These brave young women have been written out of history: Sanja writes them back in. Capitalist advertisements objectify and sell women’s beauty: Sanja flips this approach on its head. These are real stories from real women from all over the world, and are connected to a broader context of poverty, dictatorship and political and cultural violence. The personal is political. In The Disobedient a Nazi soldier stands by a donkey surrounded by a barbed wire fence. He warns the bystanders – children, adults, frightened, bemused, so many expressions – that this is what will happen to them if they continue to buy from Jews. When we turn from this dark and frightening newspaper image, we see a glass cabinet full of children’s toy donkeys of all shapes and sizes. These are The Disobedients, and they have been given name tags: Rosa Luxemburg, Nelson Mandela, the Mirabal Sisters and many more who opposed repressive regimes. This is an uplifting and empowering work about resistance and revolution. On Friday and Saturdays Sanja’s short film Lighthouse plays in a small, intimate cinema at Penarth Pier Pavilion.
Whilst viewing Sanja’s work, music drifts in from upstairs, where Ragnar Kjartansson’s multi-screened film installation The Visitors plays on and on. Eight screens show the artist and seven of his musician friends playing instruments and singing: each of them is filmed in a separate room of a bohemian mansion in the Hudson Valley.

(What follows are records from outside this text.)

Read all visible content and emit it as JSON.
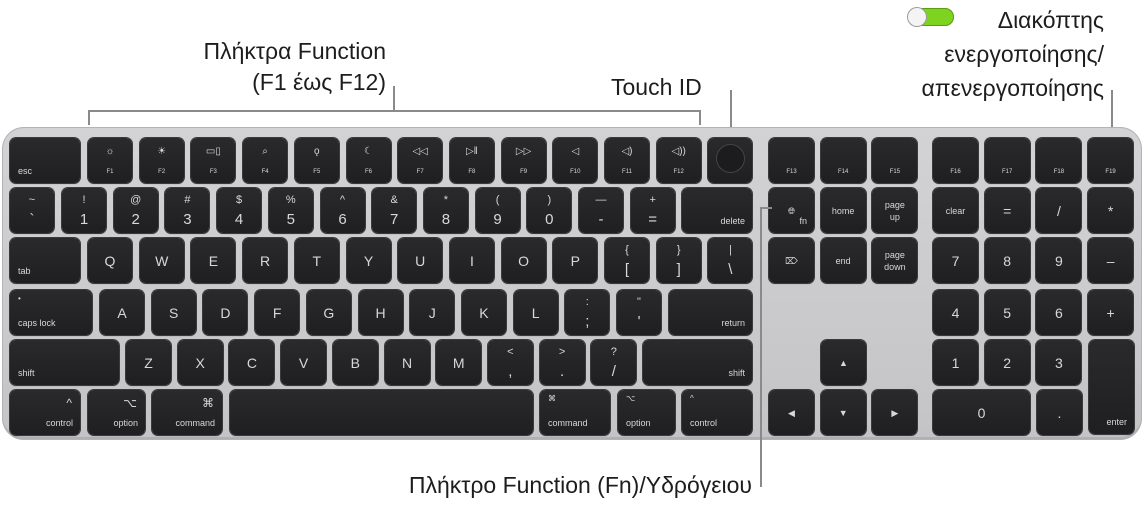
{
  "callouts": {
    "function_keys": [
      "Πλήκτρα Function",
      "(F1 έως F12)"
    ],
    "touch_id": "Touch ID",
    "power_switch": [
      "Διακόπτης",
      "ενεργοποίησης/",
      "απενεργοποίησης"
    ],
    "fn_globe_key": "Πλήκτρο Function (Fn)/Υδρόγειου"
  },
  "toggle": {
    "state": "on",
    "color": "#7ed321"
  },
  "keyboard": {
    "rows": [
      [
        {
          "kind": "mod",
          "bl": "esc"
        },
        {
          "kind": "fn",
          "i": "☼",
          "s": "F1"
        },
        {
          "kind": "fn",
          "i": "☀",
          "s": "F2"
        },
        {
          "kind": "fn",
          "i": "▭▯",
          "s": "F3"
        },
        {
          "kind": "fn",
          "i": "⌕",
          "s": "F4"
        },
        {
          "kind": "fn",
          "i": "ǫ",
          "s": "F5"
        },
        {
          "kind": "fn",
          "i": "☾",
          "s": "F6"
        },
        {
          "kind": "fn",
          "i": "◁◁",
          "s": "F7"
        },
        {
          "kind": "fn",
          "i": "▷‖",
          "s": "F8"
        },
        {
          "kind": "fn",
          "i": "▷▷",
          "s": "F9"
        },
        {
          "kind": "fn",
          "i": "◁",
          "s": "F10"
        },
        {
          "kind": "fn",
          "i": "◁)",
          "s": "F11"
        },
        {
          "kind": "fn",
          "i": "◁))",
          "s": "F12"
        },
        {
          "kind": "touchid"
        },
        {
          "kind": "fn",
          "i": "",
          "s": "F13"
        },
        {
          "kind": "fn",
          "i": "",
          "s": "F14"
        },
        {
          "kind": "fn",
          "i": "",
          "s": "F15"
        },
        {
          "kind": "fn",
          "i": "",
          "s": "F16"
        },
        {
          "kind": "fn",
          "i": "",
          "s": "F17"
        },
        {
          "kind": "fn",
          "i": "",
          "s": "F18"
        },
        {
          "kind": "fn",
          "i": "",
          "s": "F19"
        }
      ],
      [
        {
          "kind": "dual",
          "t": "~",
          "b": "`"
        },
        {
          "kind": "dual",
          "t": "!",
          "b": "1"
        },
        {
          "kind": "dual",
          "t": "@",
          "b": "2"
        },
        {
          "kind": "dual",
          "t": "#",
          "b": "3"
        },
        {
          "kind": "dual",
          "t": "$",
          "b": "4"
        },
        {
          "kind": "dual",
          "t": "%",
          "b": "5"
        },
        {
          "kind": "dual",
          "t": "^",
          "b": "6"
        },
        {
          "kind": "dual",
          "t": "&",
          "b": "7"
        },
        {
          "kind": "dual",
          "t": "*",
          "b": "8"
        },
        {
          "kind": "dual",
          "t": "(",
          "b": "9"
        },
        {
          "kind": "dual",
          "t": ")",
          "b": "0"
        },
        {
          "kind": "dual",
          "t": "—",
          "b": "-"
        },
        {
          "kind": "dual",
          "t": "+",
          "b": "="
        },
        {
          "kind": "mod",
          "br": "delete"
        },
        {
          "kind": "mod",
          "ctr": "🌐︎",
          "br": "fn"
        },
        {
          "kind": "mod",
          "ctr": "home"
        },
        {
          "kind": "mod",
          "ctr": "page\nup"
        },
        {
          "kind": "mod",
          "ctr": "clear"
        },
        {
          "kind": "letter",
          "c": "="
        },
        {
          "kind": "letter",
          "c": "/"
        },
        {
          "kind": "letter",
          "c": "*"
        }
      ],
      [
        {
          "kind": "mod",
          "bl": "tab"
        },
        {
          "kind": "letter",
          "c": "Q"
        },
        {
          "kind": "letter",
          "c": "W"
        },
        {
          "kind": "letter",
          "c": "E"
        },
        {
          "kind": "letter",
          "c": "R"
        },
        {
          "kind": "letter",
          "c": "T"
        },
        {
          "kind": "letter",
          "c": "Y"
        },
        {
          "kind": "letter",
          "c": "U"
        },
        {
          "kind": "letter",
          "c": "I"
        },
        {
          "kind": "letter",
          "c": "O"
        },
        {
          "kind": "letter",
          "c": "P"
        },
        {
          "kind": "dual",
          "t": "{",
          "b": "["
        },
        {
          "kind": "dual",
          "t": "}",
          "b": "]"
        },
        {
          "kind": "dual",
          "t": "|",
          "b": "\\"
        },
        {
          "kind": "mod",
          "ctr": "⌦"
        },
        {
          "kind": "mod",
          "ctr": "end"
        },
        {
          "kind": "mod",
          "ctr": "page\ndown"
        },
        {
          "kind": "letter",
          "c": "7"
        },
        {
          "kind": "letter",
          "c": "8"
        },
        {
          "kind": "letter",
          "c": "9"
        },
        {
          "kind": "letter",
          "c": "–"
        }
      ],
      [
        {
          "kind": "mod",
          "tl": "•",
          "bl": "caps lock"
        },
        {
          "kind": "letter",
          "c": "A"
        },
        {
          "kind": "letter",
          "c": "S"
        },
        {
          "kind": "letter",
          "c": "D"
        },
        {
          "kind": "letter",
          "c": "F"
        },
        {
          "kind": "letter",
          "c": "G"
        },
        {
          "kind": "letter",
          "c": "H"
        },
        {
          "kind": "letter",
          "c": "J"
        },
        {
          "kind": "letter",
          "c": "K"
        },
        {
          "kind": "letter",
          "c": "L"
        },
        {
          "kind": "dual",
          "t": ":",
          "b": ";"
        },
        {
          "kind": "dual",
          "t": "\"",
          "b": "'"
        },
        {
          "kind": "mod",
          "br": "return"
        },
        {
          "kind": "letter",
          "c": "4"
        },
        {
          "kind": "letter",
          "c": "5"
        },
        {
          "kind": "letter",
          "c": "6"
        },
        {
          "kind": "letter",
          "c": "+"
        }
      ],
      [
        {
          "kind": "mod",
          "bl": "shift"
        },
        {
          "kind": "letter",
          "c": "Z"
        },
        {
          "kind": "letter",
          "c": "X"
        },
        {
          "kind": "letter",
          "c": "C"
        },
        {
          "kind": "letter",
          "c": "V"
        },
        {
          "kind": "letter",
          "c": "B"
        },
        {
          "kind": "letter",
          "c": "N"
        },
        {
          "kind": "letter",
          "c": "M"
        },
        {
          "kind": "dual",
          "t": "<",
          "b": ","
        },
        {
          "kind": "dual",
          "t": ">",
          "b": "."
        },
        {
          "kind": "dual",
          "t": "?",
          "b": "/"
        },
        {
          "kind": "mod",
          "br": "shift"
        },
        {
          "kind": "mod",
          "ctr": "▲"
        },
        {
          "kind": "letter",
          "c": "1"
        },
        {
          "kind": "letter",
          "c": "2"
        },
        {
          "kind": "letter",
          "c": "3"
        },
        {
          "kind": "mod",
          "br": "enter"
        }
      ],
      [
        {
          "kind": "mod",
          "tr": "^",
          "br": "control"
        },
        {
          "kind": "mod",
          "tr": "⌥",
          "br": "option"
        },
        {
          "kind": "mod",
          "tr": "⌘",
          "br": "command"
        },
        {
          "kind": "mod"
        },
        {
          "kind": "mod",
          "tl": "⌘",
          "bl": "command"
        },
        {
          "kind": "mod",
          "tl": "⌥",
          "bl": "option"
        },
        {
          "kind": "mod",
          "tl": "^",
          "bl": "control"
        },
        {
          "kind": "mod",
          "ctr": "◀"
        },
        {
          "kind": "mod",
          "ctr": "▼"
        },
        {
          "kind": "mod",
          "ctr": "▶"
        },
        {
          "kind": "letter",
          "c": "0"
        },
        {
          "kind": "letter",
          "c": "."
        }
      ]
    ]
  }
}
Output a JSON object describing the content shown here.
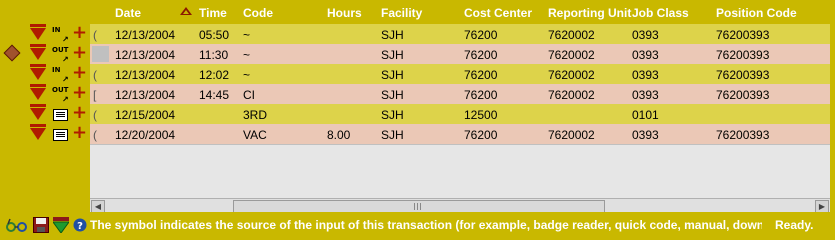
{
  "columns": {
    "date": "Date",
    "time": "Time",
    "code": "Code",
    "hours": "Hours",
    "facility": "Facility",
    "cost_center": "Cost Center",
    "reporting_unit": "Reporting Unit",
    "job_class": "Job Class",
    "position_code": "Position Code"
  },
  "rows": [
    {
      "source_icon": "in-punch-icon",
      "source_label": "IN",
      "prefix": "(",
      "date": "12/13/2004",
      "time": "05:50",
      "code": "~",
      "hours": "",
      "facility": "SJH",
      "cost_center": "76200",
      "reporting_unit": "7620002",
      "job_class": "0393",
      "position_code": "76200393",
      "color": "#ddd34a"
    },
    {
      "source_icon": "out-punch-icon",
      "source_label": "OUT",
      "prefix": "",
      "date": "12/13/2004",
      "time": "11:30",
      "code": "~",
      "hours": "",
      "facility": "SJH",
      "cost_center": "76200",
      "reporting_unit": "7620002",
      "job_class": "0393",
      "position_code": "76200393",
      "color": "#ebc8b6",
      "selected": true
    },
    {
      "source_icon": "in-punch-icon",
      "source_label": "IN",
      "prefix": "(",
      "date": "12/13/2004",
      "time": "12:02",
      "code": "~",
      "hours": "",
      "facility": "SJH",
      "cost_center": "76200",
      "reporting_unit": "7620002",
      "job_class": "0393",
      "position_code": "76200393",
      "color": "#ddd34a"
    },
    {
      "source_icon": "out-punch-icon",
      "source_label": "OUT",
      "prefix": "[",
      "date": "12/13/2004",
      "time": "14:45",
      "code": "CI",
      "hours": "",
      "facility": "SJH",
      "cost_center": "76200",
      "reporting_unit": "7620002",
      "job_class": "0393",
      "position_code": "76200393",
      "color": "#ebc8b6"
    },
    {
      "source_icon": "keyboard-icon",
      "source_label": "",
      "prefix": "(",
      "date": "12/15/2004",
      "time": "",
      "code": "3RD",
      "hours": "",
      "facility": "SJH",
      "cost_center": "12500",
      "reporting_unit": "",
      "job_class": "0101",
      "position_code": "",
      "color": "#ddd34a"
    },
    {
      "source_icon": "calendar-icon",
      "source_label": "",
      "prefix": "(",
      "date": "12/20/2004",
      "time": "",
      "code": "VAC",
      "hours": "8.00",
      "facility": "SJH",
      "cost_center": "76200",
      "reporting_unit": "7620002",
      "job_class": "0393",
      "position_code": "76200393",
      "color": "#ebc8b6"
    }
  ],
  "status": {
    "message": "The symbol indicates the source of the input of this transaction (for example, badge reader, quick code, manual, down...",
    "state": "Ready."
  },
  "icons": {
    "row_marker": "current-row-arrow-icon",
    "delete": "delete-triangle-icon",
    "add": "add-plus-icon",
    "sort": "sort-ascending-icon",
    "status_left": [
      "glasses-icon",
      "save-icon",
      "green-down-arrow-icon",
      "help-icon"
    ]
  },
  "colors": {
    "frame": "#c9b800",
    "row_yellow": "#ddd34a",
    "row_pink": "#ebc8b6",
    "delete_red": "#b01b00"
  }
}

A ninth screen shows the group on the patio outside the beautifully decadent house.
‘Once again I fall into my feminine ways’. The song’s lyrics were taken from a poem written by the artist’s ex-wife, and this absorbing chorus, intertwined with the carefully staged footage, is deeply moving. Like many of Ragnar’s works, The Visitors is built around repetition and duration. Each musician performs the song over and over, until reaching a trance-like state which viewers also experience, each of us deeply alone but also connected. This is an existential and unashamedly romantic work.
The Artes Mundi 6 Exhibition is open in Cardiff until 22 February 2015. The Prize winner will be announced on 22 January.
Who do you think should win this year’s prize? Let us know in the comments…